Does It Ever Get Easier? Encouragement for New Caregivers

Overview

Published: 03/30/2012

by Michelle Seitzer

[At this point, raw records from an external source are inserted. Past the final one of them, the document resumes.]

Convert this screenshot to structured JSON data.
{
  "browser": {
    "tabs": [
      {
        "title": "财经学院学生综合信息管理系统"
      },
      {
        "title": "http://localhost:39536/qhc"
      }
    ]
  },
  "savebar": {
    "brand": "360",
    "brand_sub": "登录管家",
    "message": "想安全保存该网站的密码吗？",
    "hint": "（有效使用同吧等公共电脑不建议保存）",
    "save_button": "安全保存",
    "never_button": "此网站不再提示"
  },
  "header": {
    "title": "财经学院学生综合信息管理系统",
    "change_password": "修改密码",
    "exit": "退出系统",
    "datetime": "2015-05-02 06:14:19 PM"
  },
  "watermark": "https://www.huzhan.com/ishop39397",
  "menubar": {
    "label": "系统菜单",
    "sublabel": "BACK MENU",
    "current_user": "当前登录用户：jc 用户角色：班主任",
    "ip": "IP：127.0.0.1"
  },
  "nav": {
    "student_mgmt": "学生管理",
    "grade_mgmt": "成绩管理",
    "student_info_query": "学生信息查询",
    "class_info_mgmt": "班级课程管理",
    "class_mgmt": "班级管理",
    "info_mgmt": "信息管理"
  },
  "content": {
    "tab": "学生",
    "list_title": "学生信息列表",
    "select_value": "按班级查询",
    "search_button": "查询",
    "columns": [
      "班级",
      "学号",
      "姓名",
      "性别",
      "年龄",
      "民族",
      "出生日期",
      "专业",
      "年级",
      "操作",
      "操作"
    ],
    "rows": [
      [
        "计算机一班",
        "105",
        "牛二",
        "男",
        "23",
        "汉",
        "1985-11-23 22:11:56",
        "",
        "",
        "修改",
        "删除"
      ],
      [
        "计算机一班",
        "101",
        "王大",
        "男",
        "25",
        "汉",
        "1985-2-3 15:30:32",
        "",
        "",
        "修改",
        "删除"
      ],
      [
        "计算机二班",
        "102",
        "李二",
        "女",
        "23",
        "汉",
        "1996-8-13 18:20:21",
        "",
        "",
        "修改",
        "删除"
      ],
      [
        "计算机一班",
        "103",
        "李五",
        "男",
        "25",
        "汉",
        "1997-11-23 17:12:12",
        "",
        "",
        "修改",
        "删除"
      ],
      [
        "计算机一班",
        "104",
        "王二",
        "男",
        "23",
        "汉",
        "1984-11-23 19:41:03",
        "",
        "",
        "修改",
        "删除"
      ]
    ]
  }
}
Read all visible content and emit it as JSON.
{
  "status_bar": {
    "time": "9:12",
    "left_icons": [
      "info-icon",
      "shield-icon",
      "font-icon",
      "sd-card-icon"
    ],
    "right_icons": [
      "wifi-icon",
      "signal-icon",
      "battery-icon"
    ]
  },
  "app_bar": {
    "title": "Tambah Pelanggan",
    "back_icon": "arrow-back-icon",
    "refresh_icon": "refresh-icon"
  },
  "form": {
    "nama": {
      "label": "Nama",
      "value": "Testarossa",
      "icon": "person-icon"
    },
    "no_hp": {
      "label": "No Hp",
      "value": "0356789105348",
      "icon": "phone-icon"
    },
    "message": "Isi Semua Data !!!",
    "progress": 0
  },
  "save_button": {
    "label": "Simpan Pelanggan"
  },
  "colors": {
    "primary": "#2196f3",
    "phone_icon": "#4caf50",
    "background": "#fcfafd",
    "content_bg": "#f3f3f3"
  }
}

Photos

 

The first day, month, and year of anything new can be a discouraging time. A new job, new school, or bringing home a newborn -- these life events are exciting, terrifying, challenging, and rewarding all at once. Riding the proverbial learning curve can leave you frustrated on the worst days and exhilarated on the best.

 

The first day, month and year of caregiving is much the same. There are countless adjustments, great and small, and it can be a lonely and isolating experience depending on the intensity of the role and responsibilities.

 

Your life changes dramatically when you become a caregiver. Sometimes, this change happens overnight: for example, after a parent is hospitalized for an illness or medical issue that will require care for a short or long period of time following release. In the case of Alzheimer’s or dementia, your life and roles/responsibilities as a caregiver change every day as the disease gradually renders your loved one incapable of self-care.

 

There is no blueprint for successful caregiving, no handbook for how to be the best caregiver. There are thousands of books, websites and organizations that offer advice, support, resources and information, but the caregiving path will look different for everyone based on their unique family dynamics, their caree’s specific needs, where they live, and more.

 

On days when you feel like an absolute failure (and yes, those days will come), on days when you feel you will never be the caregiver you want or think you should be, reach out.

 

In the United States alone, there are over 65 million family caregivers (per data from the National Family Caregivers Association). That massive number doesn’t even include those who are professional caregivers in assisted living or nursing homes (yes, they have frustrating days too), and doesn’t include the untold numbers of people who are caregivers even if they don’t consider themselves as such. Take comfort in these numbers; remember you are not alone.

 

Don’t keep your fears and frustrations -- even your victories and successes -- to yourself. Don’t isolate yourself in your time of greatest need. Talk to someone. Call a dear friend, connect with others via online caregiver forums, work with a therapist, join a support group, or better yet, do all of the above.

 

Find what works for you. Don’t compare yourself to other caregivers you know or read about. No one knows what you or your loved one needs better than you and your loved one. Comparison is often more crippling than it is constructive, so keep your eyes on the person you love and be aware of your own needs as a caregiver before looking elsewhere. If you find a caregiving strategy that works for you, don’t look for affirmation of it in a book or blog, just go with it, and be proud of your accomplishment.

 

Yes, your caregiving situation is unique, but there are others who already are or will eventually find themselves in similar situations. When you feel you’ve become more comfortable with your role as a caregiver, seek to mentor or encourage a new caregiver. You’ve been there; you know how daunting it can be. Help them sort through their emotions and anxieties, recommend resources, and offer a listening ear or shoulder to cry on.

 

Caregiving is an unpredictable journey. Celebrate the highs and push through the lows that are sure to come.